Your answer should be the lines of the material that include the word "Vinaora".

- Data under study
==================================================

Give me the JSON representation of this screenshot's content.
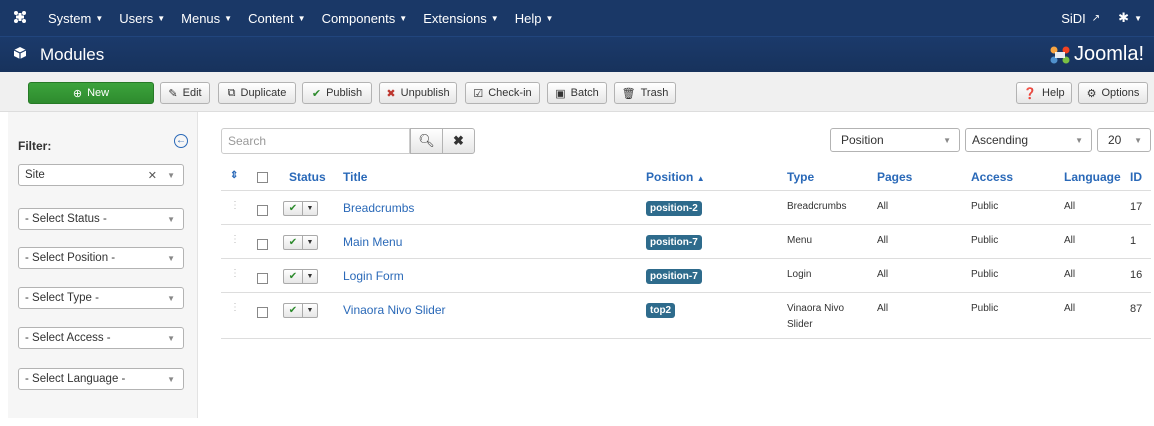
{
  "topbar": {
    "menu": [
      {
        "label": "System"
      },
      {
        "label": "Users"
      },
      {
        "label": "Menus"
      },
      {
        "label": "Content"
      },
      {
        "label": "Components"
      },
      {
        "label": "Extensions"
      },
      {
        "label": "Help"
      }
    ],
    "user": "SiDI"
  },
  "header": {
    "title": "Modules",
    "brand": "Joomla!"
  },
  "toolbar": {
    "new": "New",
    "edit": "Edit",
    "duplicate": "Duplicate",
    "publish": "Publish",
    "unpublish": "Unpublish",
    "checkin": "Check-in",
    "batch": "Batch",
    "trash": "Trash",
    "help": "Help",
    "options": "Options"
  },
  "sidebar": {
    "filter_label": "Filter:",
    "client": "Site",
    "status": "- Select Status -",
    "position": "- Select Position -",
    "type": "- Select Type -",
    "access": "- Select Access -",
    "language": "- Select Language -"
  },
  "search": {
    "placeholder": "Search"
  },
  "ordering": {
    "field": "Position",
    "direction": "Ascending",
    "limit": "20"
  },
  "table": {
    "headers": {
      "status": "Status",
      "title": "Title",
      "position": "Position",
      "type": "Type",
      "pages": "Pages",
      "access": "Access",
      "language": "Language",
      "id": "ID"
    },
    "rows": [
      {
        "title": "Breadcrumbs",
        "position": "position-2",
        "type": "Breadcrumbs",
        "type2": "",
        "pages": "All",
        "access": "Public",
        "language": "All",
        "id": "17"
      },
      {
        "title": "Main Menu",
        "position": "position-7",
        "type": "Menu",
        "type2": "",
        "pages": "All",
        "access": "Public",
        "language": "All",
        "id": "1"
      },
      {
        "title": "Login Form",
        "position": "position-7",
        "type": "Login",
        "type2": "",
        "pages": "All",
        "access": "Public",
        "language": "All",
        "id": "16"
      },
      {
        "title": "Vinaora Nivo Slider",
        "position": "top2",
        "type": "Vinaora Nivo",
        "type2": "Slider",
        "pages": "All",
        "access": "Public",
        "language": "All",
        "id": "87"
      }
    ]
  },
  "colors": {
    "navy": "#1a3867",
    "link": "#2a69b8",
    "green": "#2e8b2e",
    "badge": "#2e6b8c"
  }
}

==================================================

- Answer area
        "title": "Vinaora Nivo Slider",
        "type": "Vinaora Nivo",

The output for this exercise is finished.